The charts on this page feature a breakdown of the total annual pay for the top executives at CABOT CORP as reported in their proxy statements.

Total Cash Compensation information is comprised of yearly Base Pay and Bonuses. CABOT CORP income statements for executive base pay and bonus are filed yearly with the SEC in the edgar filing system. CABOT CORP annual reports of executive compensation and pay are most commonly found in the Def 14a documents.

Total Equity aggregates grant date fair value of stock and option awards and long term incentives granted during the fiscal year.

Other Compensation covers all compensation-like awards that don't fit in any of these other standard categories. Numbers reported do not include change in pension value and non-qualified deferred compensation earnings.

Name And Title Total Cash Equity Other Total Compensation
Sean D. Keohane
President and CEO
Total Cash $1,182,000 Equity $4,499,343 Other $136,180 Total Compensation $5,817,523
Hobart C. Kalkstein
Senior Vice President, President, Reinforcement Materials Segment, and President, Americas Region
Total Cash $571,514 Equity $799,874 Other $59,647 Total Compensation $1,431,035
Erica McLaughlin
Senior Vice President and CFO
Total Cash $598,966 Equity $824,841 Other $76,332 Total Compensation $1,500,139
Karen A. Kalita
Senior Vice President and General Counsel
Total Cash $427,008 Equity $599,847 Other $57,523 Total Compensation $1,084,378
Jeff Zhu
Senior Vice President, President, Performance Additives business, and President, Asia Pacific Region
Total Cash $579,915 Equity $799,874 Other $775,562 Total Compensation $2,155,351
For its 2020 fiscal year, CABOT CORP, listed the following CEO pay ratio data on its annual proxy statement to the SEC.
CEO Name CEO Pay Median Employee Pay CEO Pay Ratio
Sean D. Keohane CEO Pay $5,817,523 Median Employee Pay $66,430 CEO Pay Ratio 88:1
For its 2019 fiscal year, CABOT CORP, listed the following board members on its annual proxy statement to the SEC.
Christine Y. Yan Total Cash $114,632
Cynthia A. Arnold Total Cash $207,989
Frank A. Wilson Total Cash $210,248
John F. O'Brien Total Cash $223,489
John K. McGillicuddy Total Cash $105,258
Juan Enriquez Total Cash $212,044
Mark S. Wrighton Total Cash $215,507
Matthias L. Wolfgruber Total Cash $219,958
Michael M. Morrow Total Cash $229,275
Patrick M. Prevost Total Cash $211,197
Sue H. Rataj Total Cash $320,489
William C. Kirby Total Cash $217,207

This report is not for commercial use.
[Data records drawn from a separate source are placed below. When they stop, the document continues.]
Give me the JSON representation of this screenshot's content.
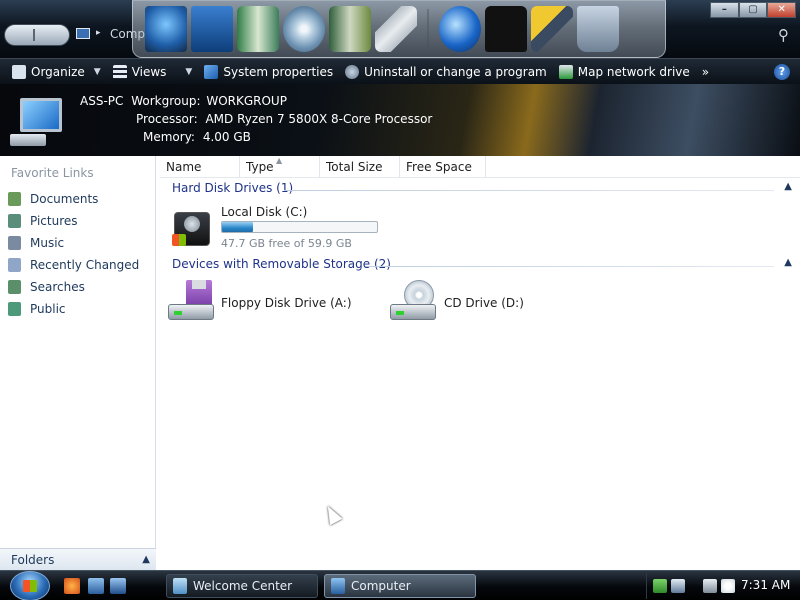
{
  "window": {
    "address": "Compu",
    "controls": {
      "minimize": "–",
      "maximize": "▢",
      "close": "✕"
    }
  },
  "dock": {
    "items": [
      "monitor-icon",
      "screen-icon",
      "book-icon",
      "cd-icon",
      "book-icon",
      "tools-icon",
      "globe-icon",
      "shirt-icon",
      "tools-icon",
      "recycle-bin-icon"
    ]
  },
  "toolbar": {
    "organize": "Organize",
    "views": "Views",
    "system_properties": "System properties",
    "uninstall": "Uninstall or change a program",
    "map_drive": "Map network drive",
    "more": "»",
    "help": "?"
  },
  "info": {
    "computer_name": "ASS-PC",
    "workgroup_label": "Workgroup:",
    "workgroup": "WORKGROUP",
    "processor_label": "Processor:",
    "processor": "AMD Ryzen 7 5800X 8-Core Processor",
    "memory_label": "Memory:",
    "memory": "4.00 GB"
  },
  "sidebar": {
    "title": "Favorite Links",
    "items": [
      {
        "label": "Documents",
        "color": "#6a9a5a"
      },
      {
        "label": "Pictures",
        "color": "#5a8e7a"
      },
      {
        "label": "Music",
        "color": "#7a8aa0"
      },
      {
        "label": "Recently Changed",
        "color": "#8fa6c8"
      },
      {
        "label": "Searches",
        "color": "#5b8f6a"
      },
      {
        "label": "Public",
        "color": "#4d9a7a"
      }
    ],
    "folders": "Folders"
  },
  "columns": [
    "Name",
    "Type",
    "Total Size",
    "Free Space"
  ],
  "groups": {
    "hard_disks": {
      "title": "Hard Disk Drives (1)",
      "drives": [
        {
          "name": "Local Disk (C:)",
          "free_text": "47.7 GB free of 59.9 GB",
          "used_fraction": 0.2
        }
      ]
    },
    "removable": {
      "title": "Devices with Removable Storage (2)",
      "drives": [
        {
          "name": "Floppy Disk Drive (A:)"
        },
        {
          "name": "CD Drive (D:)"
        }
      ]
    }
  },
  "taskbar": {
    "tasks": [
      {
        "label": "Welcome Center",
        "active": false
      },
      {
        "label": "Computer",
        "active": true
      }
    ],
    "clock": "7:31 AM"
  }
}
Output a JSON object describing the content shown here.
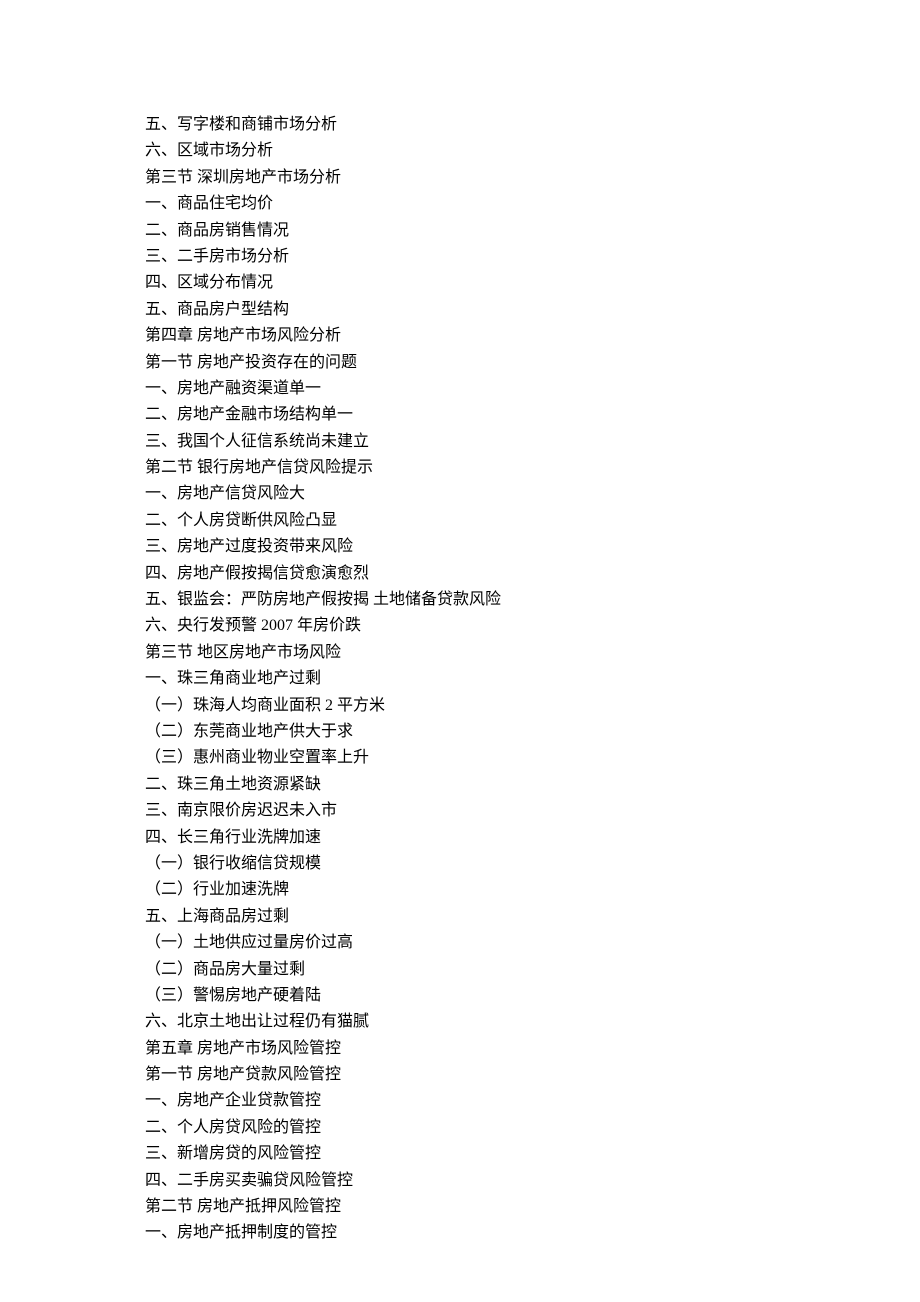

Thorough reviews have been conducted to assure this data accurately reflects disclosures. However for a complete and definitive understanding of the pay practices of any company, users should refer directly to the actual, complete proxy statement.

The information shown here is a reporting of information included in the company's proxy statement. The proxy statement includes footnotes and explanations of this information plus other information that is pertinent in assessing the overall value and appropriateness of the compensation information. For those interested in conducting a detailed compensation analysis, we recommend that you review the entire proxy statement. You may retrieve the full proxy statement by going to the Securities and Exchange Commission (SEC) website at and entering the company's name and then looking in the first column for an entry of "Form DEF 14A" (or any similar code). You may also find the annual proxy statement by going directly to the company's website.

A proxy statement (or "proxy") is a form that every publicly traded U.S. company is required to file with the U.S. Securities & Exchange Commission (SEC) within 120 days after the end of its fiscal year. The proxy must be sent to every shareholder in advance of the company's annual shareholders meeting. All proxy statements are public filings made available to the general public by the SEC.

The proxy statement's main purpose is to alert shareholders to the annual meeting and provide them information about the issues that will be voted on during the annual meeting, including decisions such as electing directors, ratifying the selection of auditors, and other shareholder-related decisions, including shareholder-initiated initiatives. Also, proxies must disclose specific detailed information regarding the pay practices for certain executives.